            In this case Congress didn’t even try to pass an amendment to the National Emergencies Act strongly indicating that Congress does not wish to change the powers granted to the President under that Act. Instead the democrats in Congress were simply trying to substitute their POLITICAL OPINION for the considered and lawful under the Act opinion of the President in this specific finding by the President of a National Emergency at the border.

            The fact you are so easily amazed is just one more irrelevancy in your reply.

          5. ___________
            Congress can revise an act at any time, so the President never had sole authority.
            ___________

            WRONG. You need to read the constitution again on how legislation becomes law. Congress can NOT revise anything or pass any law except with the President NOT VETOING the legislation or Congress having the 2/3rds necessary to override a Veto. So unless and until Congress passes something that actually becomes law, the President retains sole authority under the National Emergencies Act.

            1. You need to look up the meaning of “sole.”

    2. ” BUT the national emergencies act gives the PRESIDENT and NOT CONGRESS the sole authority to determine when a national emergency exists.”

      OK. Is it within Constitutional law for Congress to transfer a Constitutional power of Congress to the President? Even if it passes both houses and the President signs it? Because if it isn’t, it doesn’t matter what that statute says, it’s void.

      1. To frame that as a business law question, it’s like an otherwise valid contract that’s void for being contrary to public purpose. Arguing that such a contract should be enforced as written because both parties entered it willingly is dumb because there’s no contract to enforce, it was void ab initio.

        1. Nice try pollock, try looking up political questions and standing in the same golden book of law you looked up ab initio.

      2. A good question but it does assume that Congress has the sole constitutional authority to deal with national emergencies. There is plenty of room in the constitution for the President to have authority in the area of national emergencies to act without Congress. The duty to repel invasions and his Commander in Chief powers are certainly two. The fact that the President is acting in this case BOTH under his own constitutional authority AND under the Statutory Authority of Congress follows justice Jackson’s strongest position for the President’s authority.
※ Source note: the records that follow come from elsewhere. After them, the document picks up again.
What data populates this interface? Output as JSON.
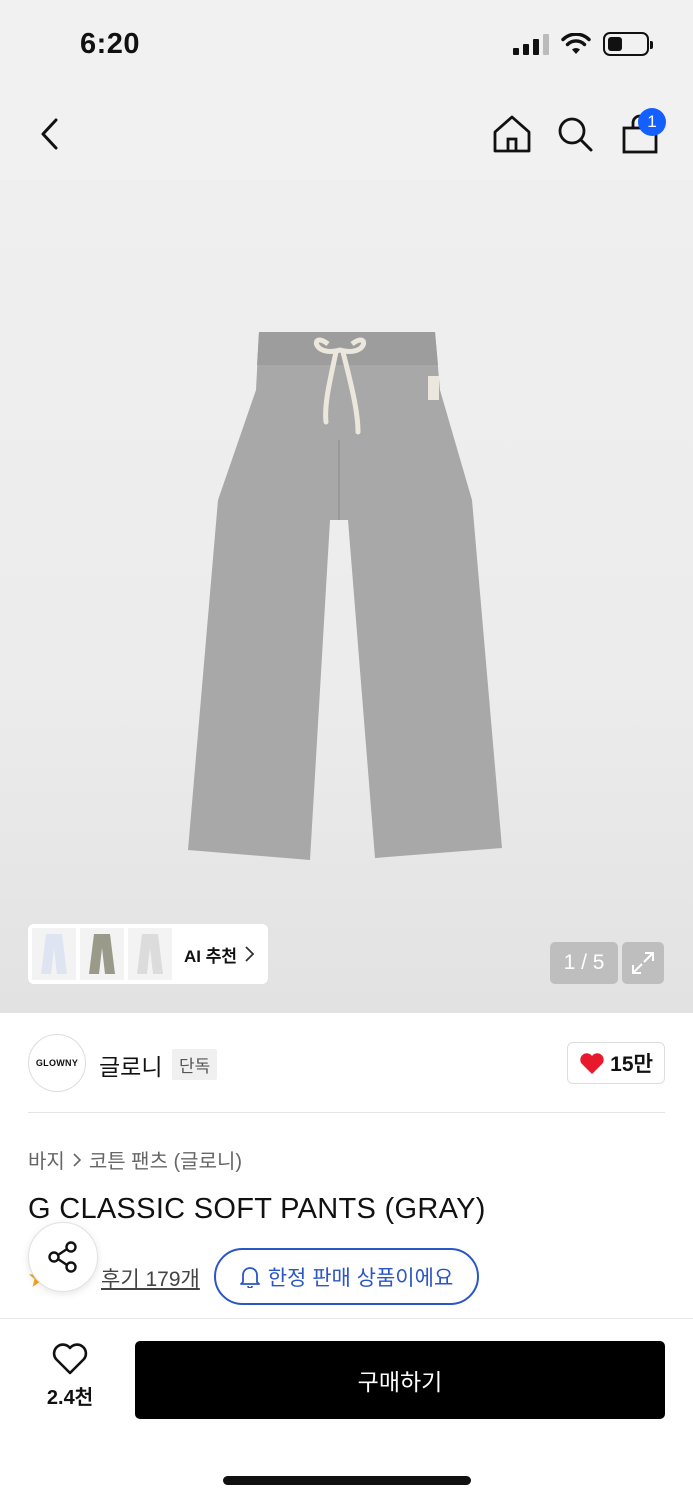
{
  "status_bar": {
    "time": "6:20"
  },
  "header": {
    "cart_count": "1"
  },
  "gallery": {
    "ai_recommend_label": "AI 추천",
    "page_indicator": "1 / 5"
  },
  "brand": {
    "logo_text": "GLOWNY",
    "name": "글로니",
    "exclusive_badge": "단독",
    "likes": "15만"
  },
  "breadcrumb": {
    "category": "바지",
    "subcategory": "코튼 팬츠 (글로니)"
  },
  "product": {
    "title": "G CLASSIC SOFT PANTS (GRAY)",
    "review_link": "후기 179개",
    "limited_label": "한정 판매 상품이에요"
  },
  "bottom_bar": {
    "wish_count": "2.4천",
    "buy_label": "구매하기"
  },
  "colors": {
    "accent": "#2a56c6",
    "badge": "#1460ff",
    "heart": "#e8192c"
  }
}
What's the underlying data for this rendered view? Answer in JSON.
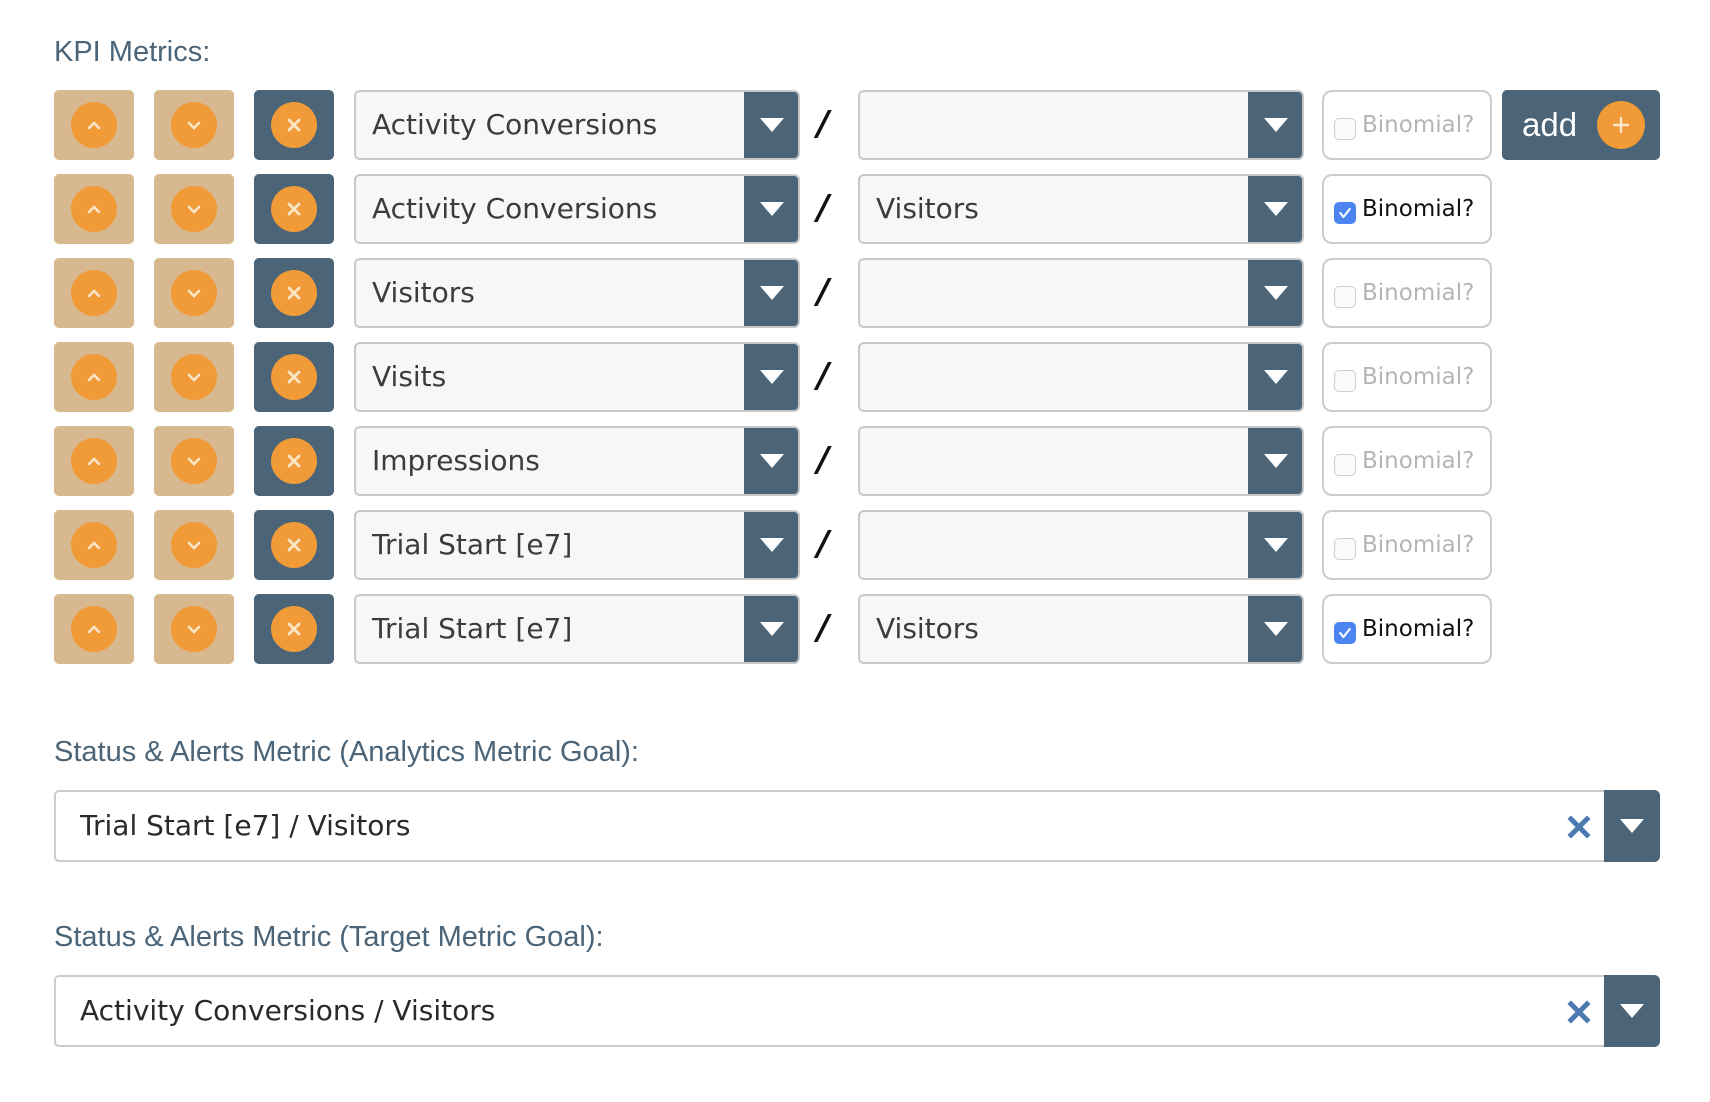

        The only thing Congress couldn’t delegate to the President for sure is something that the constitution expressly reserves solely to Congress. There isn’t anything in the Constitution about exclusively reserving to the Congress the right to declare national emergencies dealing with invasions and/or other problems in foreign lands (which have been done by Presidents many times). Much less dealing with those same kind of national emergencies and/or invasions in our own country.

        If the constitution forbids the delegation of matters to the executive that are NOT expressly reserved to Congress in the constitution, then virtually the entire administrative state Congress has constructed would be unconstitutional.

Please to post comments

Comments are closed.